T-Tests in SAS. One-sample T-Test Matched Pairs T-Test Two-sample T-Test. Introduction. Suppose you want to answer the following questions: Does a new headache medicine provide the typical time to relief of 100 minutes, or is it different?
Matched Pairs T-Test
Suppose you want to answer the following questions:
A one-sample t-test is used to compare a sample to an average or general population. You may know the average height of men in the U.S., and you could test whether a sample of professional basketball players differ significantly in height from the general U.S. population. A significant difference would indicate that basketball players belong to a different distribution of heights than the general U.S. population.
A matched pairs t-test usually involves the same subjects being measured on some factor at two points in time. For example, subjects could be tested on short-term memory, receive a brief tutorial on memory aids, then have their short-term memory re-tested. A significant difference in score (after-before) would indicate that the tutorial had an effect.
A two-sample t-test compares two groups on some factor. For example, one group could receive an experimental treatment and the second group could receive a standard of care treatment or placebo.
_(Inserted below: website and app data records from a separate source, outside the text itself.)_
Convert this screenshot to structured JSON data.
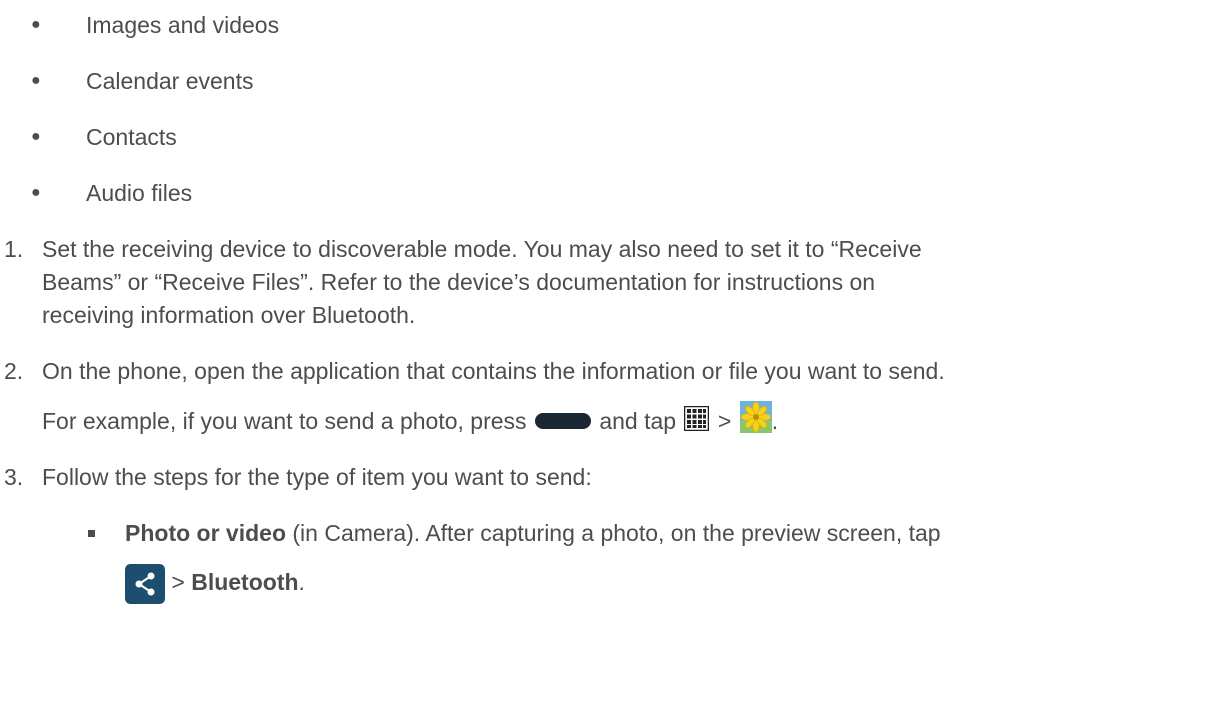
{
  "bullets": [
    {
      "dot": "●",
      "text": "Images and videos"
    },
    {
      "dot": "●",
      "text": "Calendar events"
    },
    {
      "dot": "●",
      "text": "Contacts"
    },
    {
      "dot": "●",
      "text": "Audio files"
    }
  ],
  "steps": [
    {
      "num": "1.",
      "line1": "Set the receiving device to discoverable mode. You may also need to set it to “Receive",
      "line2": "Beams” or “Receive Files”. Refer to the device’s documentation for instructions on",
      "line3": "receiving information over Bluetooth."
    },
    {
      "num": "2.",
      "line1": "On the phone, open the application that contains the information or file you want to send.",
      "example_prefix": "For example, if you want to send a photo, press",
      "example_mid": "and tap",
      "example_sep": ">",
      "example_end": "."
    },
    {
      "num": "3.",
      "line1": "Follow the steps for the type of item you want to send:"
    }
  ],
  "sub_item": {
    "bold": "Photo or video",
    "rest": " (in Camera). After capturing a photo, on the preview screen, tap",
    "sep": ">",
    "bold2": "Bluetooth",
    "end": "."
  },
  "icons": {
    "home_key": "home-key-icon",
    "apps": "apps-grid-icon",
    "gallery": "gallery-icon",
    "share": "share-icon"
  }
}
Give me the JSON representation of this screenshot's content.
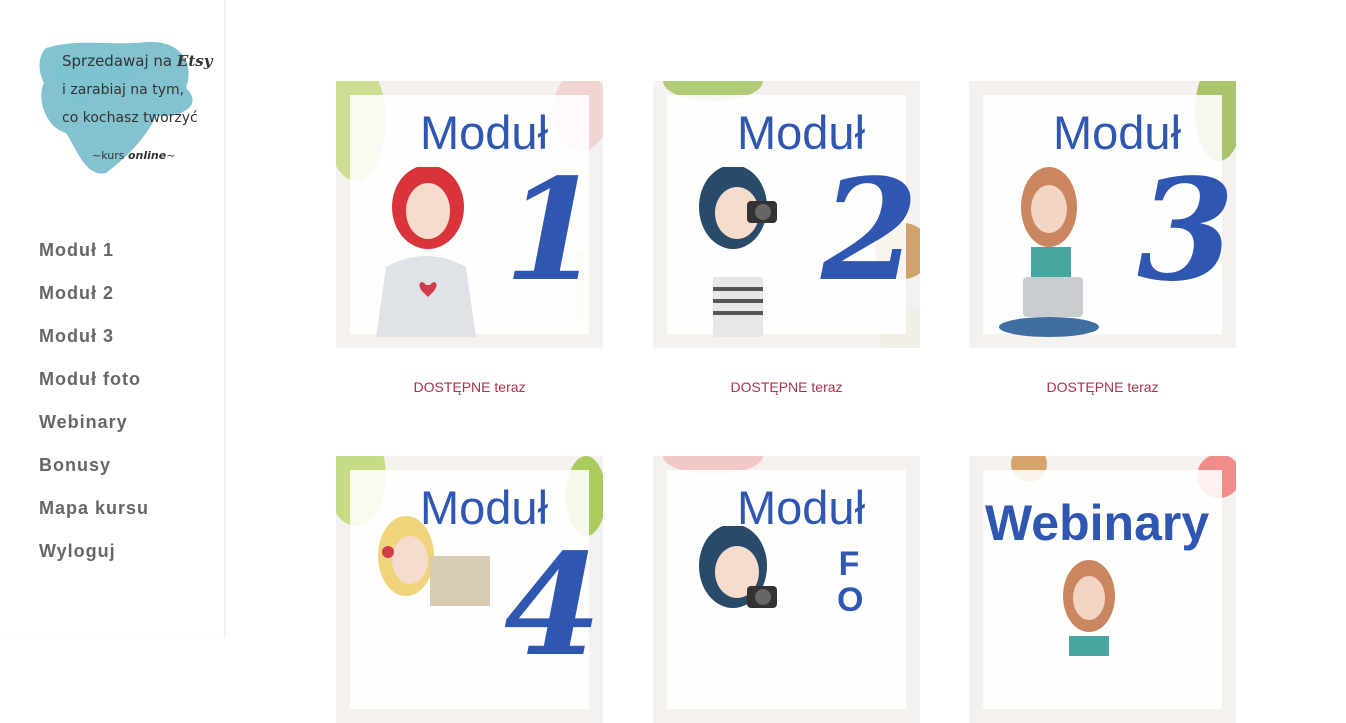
{
  "logo": {
    "line1_prefix": "Sprzedawaj na ",
    "line1_brand": "Etsy",
    "line2": "i zarabiaj na tym,",
    "line3": "co kochasz tworzyć",
    "line4_prefix": "~kurs ",
    "line4_emph": "online",
    "line4_suffix": "~",
    "splash_color": "#5aaebf"
  },
  "nav": {
    "items": [
      {
        "label": "Moduł 1"
      },
      {
        "label": "Moduł 2"
      },
      {
        "label": "Moduł 3"
      },
      {
        "label": "Moduł foto"
      },
      {
        "label": "Webinary"
      },
      {
        "label": "Bonusy"
      },
      {
        "label": "Mapa kursu"
      },
      {
        "label": "Wyloguj"
      }
    ]
  },
  "tiles": [
    {
      "word": "Moduł",
      "number": "1",
      "caption": "DOSTĘPNE teraz"
    },
    {
      "word": "Moduł",
      "number": "2",
      "caption": "DOSTĘPNE teraz"
    },
    {
      "word": "Moduł",
      "number": "3",
      "caption": "DOSTĘPNE teraz"
    },
    {
      "word": "Moduł",
      "number": "4"
    },
    {
      "word": "Moduł",
      "vertical_text": "FO"
    },
    {
      "word": "Webinary"
    }
  ],
  "colors": {
    "accent_blue": "#2f56b0",
    "caption_red": "#a8344a",
    "nav_text": "#666666"
  }
}
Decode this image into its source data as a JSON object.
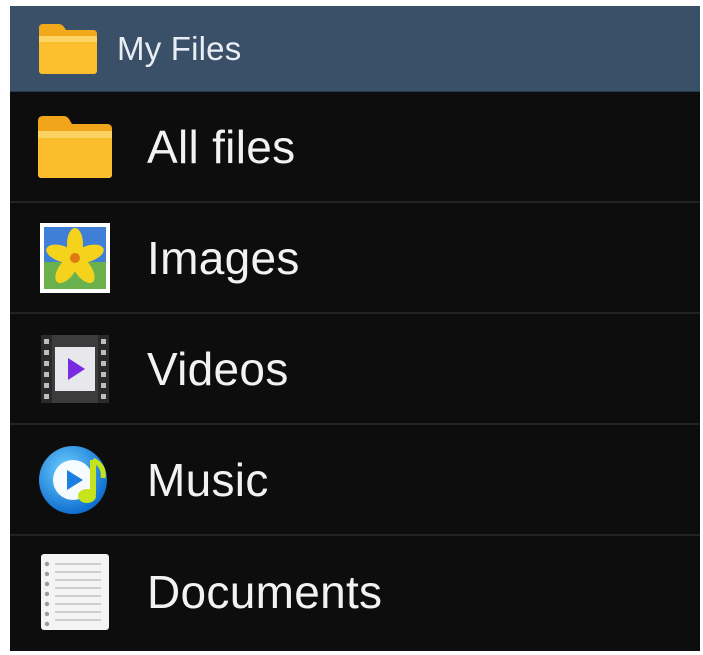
{
  "header": {
    "title": "My Files",
    "icon": "folder-icon"
  },
  "items": [
    {
      "label": "All files",
      "icon": "folder-icon"
    },
    {
      "label": "Images",
      "icon": "image-icon"
    },
    {
      "label": "Videos",
      "icon": "video-icon"
    },
    {
      "label": "Music",
      "icon": "music-icon"
    },
    {
      "label": "Documents",
      "icon": "document-icon"
    }
  ],
  "colors": {
    "header_bg": "#3a5068",
    "list_bg": "#0d0d0d",
    "divider": "#232323",
    "folder": "#f7b924"
  }
}
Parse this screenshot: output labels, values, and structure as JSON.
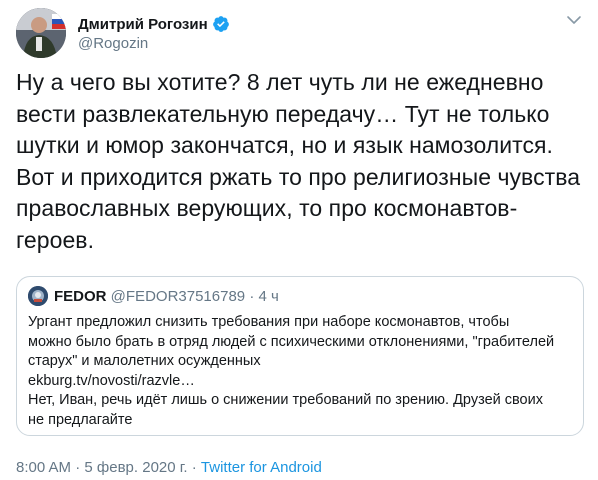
{
  "tweet": {
    "author_name": "Дмитрий Рогозин",
    "handle": "@Rogozin",
    "verified": true,
    "text_lines": [
      "Ну а чего вы хотите? 8 лет чуть ли не ежедневно",
      "вести развлекательную передачу… Тут не только",
      "шутки и юмор закончатся, но и язык намозолится.",
      "Вот и приходится ржать то про религиозные чувства",
      "православных верующих, то про космонавтов-",
      "героев."
    ]
  },
  "quoted": {
    "author_name": "FEDOR",
    "handle": "@FEDOR37516789",
    "separator": "·",
    "age": "4 ч",
    "lines": [
      "Ургант предложил снизить требования при наборе космонавтов, чтобы",
      "можно было брать в отряд людей с психическими отклонениями, \"грабителей",
      "старух\" и малолетних осужденных",
      "ekburg.tv/novosti/razvle…",
      "Нет, Иван, речь идёт лишь о снижении требований по зрению. Друзей своих",
      "не предлагайте"
    ]
  },
  "footer": {
    "time": "8:00 AM",
    "separator1": "·",
    "date": "5 февр. 2020 г.",
    "separator2": "·",
    "source": "Twitter for Android"
  },
  "colors": {
    "text": "#14171a",
    "secondary": "#657786",
    "accent": "#1b95e0",
    "border": "#ccd6dd"
  },
  "icons": {
    "verified": "verified-badge-icon",
    "caret": "chevron-down-icon"
  }
}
Notice that in a two-sample t-test, two distinct groups are being compared, as opposed to the one-sample, where one group is compared to a general average, or a matched-pairs, where only one group is being measured twice.
We want to test whether a new headache medicine provides a relief time equal to or different from the standard of 100 minutes.
We have 10 observations of time to relief. Before we can test our hypothesis, however, we have to test the data for normality.
PROCTTEST DATA = relieftime h0=100;
TITLE'One-sample T-test example‘ ;
The code is telling SAS to run a t-test procedure on the variable relief, and the mean value of relief should be compared to a null value of 100.
After running this program, check your log for errors, then look at the output.
From the SAS output, you can see that the mean relief time of the 10 subjects is 98.1 minutes. The calculated t* value = -1.28, and this test statistic has a p-value of 0.23 (this value is found under the label “Pr > |t|” which stands for the probability of getting a value greater than the absolute value of t*). This is a two-sided test. If this were a one-sided test, you would simply divide the p-value by 2.
If alpha = 0.05, then our p-value is greater than alpha. Therefore, we fail to reject the null hypothesis. The new headache medicine does not provide a different time to relief from 100 minutes.
We want to determine whether a weekend study session improves students’ test scores. Six students are given a math test before the session, then they are re-tested after the weekend training. This is a matched pairs t-test, because the same subjects are being measured before and after some intervention.
Ho: µbefore = µafter
Ha: µbefore ≠ µafter
Again, before we can analyze the data, we have to determine whether we can assume the data come from a normal distribution.
PROCTTESTDATA = study;
TITLE“Example of Program for a Paired T-test” ;
PAIRED before * after;
The code tells SAS to do a paired t-test on the data set study, and it will compare the difference of the means between before and after.
The difference of the mean score (d-bar: before-after) is -7.33; on average the scores before the weekend were lower than the scores after the training session. (If in your paired statement you had typed “after*before” the average difference would be 7.33.)
Is this difference statistically significant? To answer that question, look at the p-value. The t* for the test is -4.35, and the p-value is 0.0074.
If alpha = 0.05, then the p-value < alpha, and we reject the null hypothesis. Therefore, we can conclude that average scores are different before and after the weekend session, and the training does improve test scores.
We want to determine whether a new headache medicine provides a different time to relief than a control medicine. Two groups of five subjects each are either given the treatment or control.
Ho: µ1 = µ2
Ha: µ1≠ µ2
Before we can conduct the two-sample t-test, however, we must determine whether the data come from a normal distribution.
Before you can interpret your test statistic and reach a conclusion, you must determine whether to use the pooled or unpooled variances test statistic. If we can assume the two samples have equal variances, then we use the pooled t*. If, on the other hand, we determine that the two samples have unequal variances, then we must use the unpooled t*.
Ho: σ12 = σ22 vs. Ha: σ12≠σ22
If the p-value > 0.05, we fail to reject the null and can conclude the variances of the two groups are equal; thus we use the pooled variances t*.
If the p-value < 0.05, we reject the null and conclude the variances of the two groups are unequal; thus we use the unpooled variances t*.
You find the F-test under the heading “Equality of Variances” in your SAS output. In our case, the p-value (Pr > F) is 0.03, which is less than 0.05; we cannot assume σ12 = σ22 . We need to use the “t Value” from the “Unpooled” Method.